When Prudential Financial Inc. invests the death benefits owed to survivors of soldiers killed in battle, the money comes from a source with deep pockets: the U.S. government.
After a U.S. soldier dies in combat -- including the more than 4,000 service members who have been killed in Iraq and Afghanistan -- the Department of Veterans Affairs sends Prudential the full amount of each family’s life insurance coverage, usually $400,000.
The government has paid Prudential $1.7 billion for these benefits since 2003, when the war in Iraq began, according to information provided by the VA, Bloomberg Markets magazine reports in its November issue.
Prudential holds that taxpayer money, invests it and reaps the gains.
Here’s how it works: If survivors request a lump-sum payment of the death benefit, Prudential opens a so-called retained-asset account, a quasi-checking account that allows families to draw money when they’re ready to spend it.
Until the money is used, it stays in Prudential’s corporate account. There, the insurer invests the funds, mostly in bonds, making returns as much as eight times higher than what it is paying out to holders of the retained-asset account.

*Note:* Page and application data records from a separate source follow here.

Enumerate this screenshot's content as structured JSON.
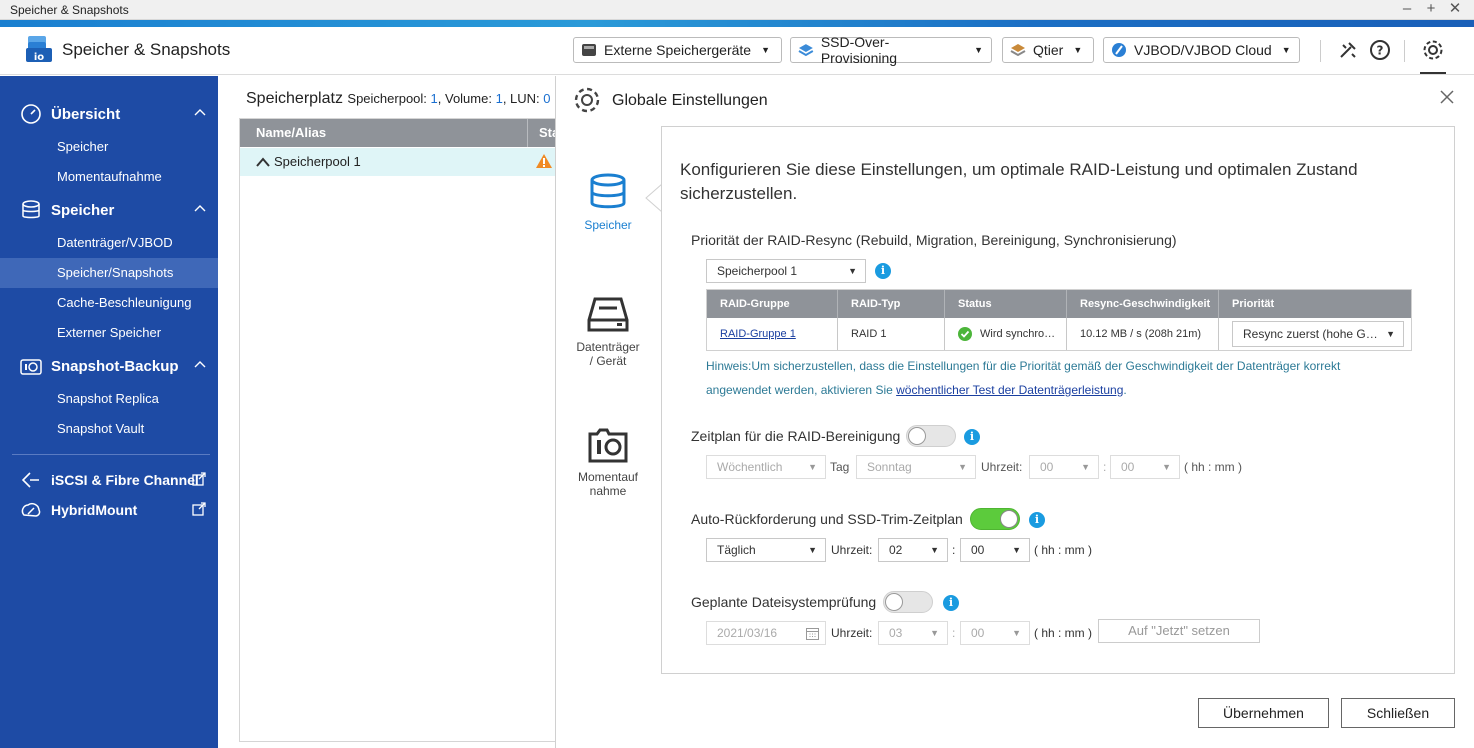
{
  "window": {
    "title": "Speicher & Snapshots"
  },
  "header": {
    "app_title": "Speicher & Snapshots",
    "buttons": [
      {
        "label": "Externe Speichergeräte",
        "icon": "external-storage-icon"
      },
      {
        "label": "SSD-Over-Provisioning",
        "icon": "ssd-icon"
      },
      {
        "label": "Qtier",
        "icon": "qtier-icon"
      },
      {
        "label": "VJBOD/VJBOD Cloud",
        "icon": "vjbod-icon"
      }
    ],
    "icons": [
      "tools-icon",
      "help-icon",
      "settings-icon"
    ]
  },
  "sidebar": {
    "groups": [
      {
        "label": "Übersicht",
        "icon": "dashboard-icon",
        "items": [
          "Speicher",
          "Momentaufnahme"
        ]
      },
      {
        "label": "Speicher",
        "icon": "database-icon",
        "items": [
          "Datenträger/VJBOD",
          "Speicher/Snapshots",
          "Cache-Beschleunigung",
          "Externer Speicher"
        ]
      },
      {
        "label": "Snapshot-Backup",
        "icon": "camera-icon",
        "items": [
          "Snapshot Replica",
          "Snapshot Vault"
        ]
      }
    ],
    "links": [
      {
        "label": "iSCSI & Fibre Channel",
        "icon": "iscsi-icon"
      },
      {
        "label": "HybridMount",
        "icon": "hybridmount-icon"
      }
    ],
    "active_item": "Speicher/Snapshots"
  },
  "main": {
    "title": "Speicherplatz",
    "summary": {
      "pool_label": "Speicherpool:",
      "pool_count": "1",
      "volume_label": ", Volume:",
      "volume_count": "1",
      "lun_label": ", LUN:",
      "lun_count": "0"
    },
    "columns": [
      "Name/Alias",
      "Status"
    ],
    "rows": [
      {
        "name": "Speicherpool 1",
        "status_icon": "warning-icon"
      }
    ]
  },
  "dialog": {
    "title": "Globale Einstellungen",
    "tabs": [
      {
        "label": "Speicher",
        "icon": "database-icon",
        "active": true
      },
      {
        "label": "Datenträger / Gerät",
        "line1": "Datenträger",
        "line2": "/ Gerät",
        "icon": "disk-icon"
      },
      {
        "label": "Momentaufnahme",
        "line1": "Momentauf",
        "line2": "nahme",
        "icon": "snapshot-icon"
      }
    ],
    "intro": "Konfigurieren Sie diese Einstellungen, um optimale RAID-Leistung und optimalen Zustand sicherzustellen.",
    "resync": {
      "title": "Priorität der RAID-Resync (Rebuild, Migration, Bereinigung, Synchronisierung)",
      "pool_select": "Speicherpool 1",
      "columns": [
        "RAID-Gruppe",
        "RAID-Typ",
        "Status",
        "Resync-Geschwindigkeit",
        "Priorität"
      ],
      "rows": [
        {
          "group": "RAID-Gruppe 1",
          "type": "RAID 1",
          "status": "Wird synchro…",
          "speed": "10.12 MB / s (208h 21m)",
          "priority": "Resync zuerst (hohe G…"
        }
      ],
      "hint_prefix": "Hinweis:Um sicherzustellen, dass die Einstellungen für die Priorität gemäß der Geschwindigkeit der Datenträger korrekt angewendet werden, aktivieren Sie ",
      "hint_link": "wöchentlicher Test der Datenträgerleistung",
      "hint_suffix": "."
    },
    "scrub": {
      "title": "Zeitplan für die RAID-Bereinigung",
      "enabled": false,
      "frequency": "Wöchentlich",
      "day_label": "Tag",
      "day": "Sonntag",
      "time_label": "Uhrzeit:",
      "hour": "00",
      "minute": "00",
      "format": "( hh : mm )"
    },
    "trim": {
      "title": "Auto-Rückforderung und SSD-Trim-Zeitplan",
      "enabled": true,
      "frequency": "Täglich",
      "time_label": "Uhrzeit:",
      "hour": "02",
      "minute": "00",
      "format": "( hh : mm )"
    },
    "fscheck": {
      "title": "Geplante Dateisystemprüfung",
      "enabled": false,
      "date": "2021/03/16",
      "time_label": "Uhrzeit:",
      "hour": "03",
      "minute": "00",
      "format": "( hh : mm )",
      "set_now": "Auf \"Jetzt\" setzen"
    },
    "colon": ":",
    "apply": "Übernehmen",
    "close": "Schließen"
  }
}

What this means is that Prudential is investing -- and profiting from -- death benefits owed to the families of slain soldiers, using money provided by the U.S. government.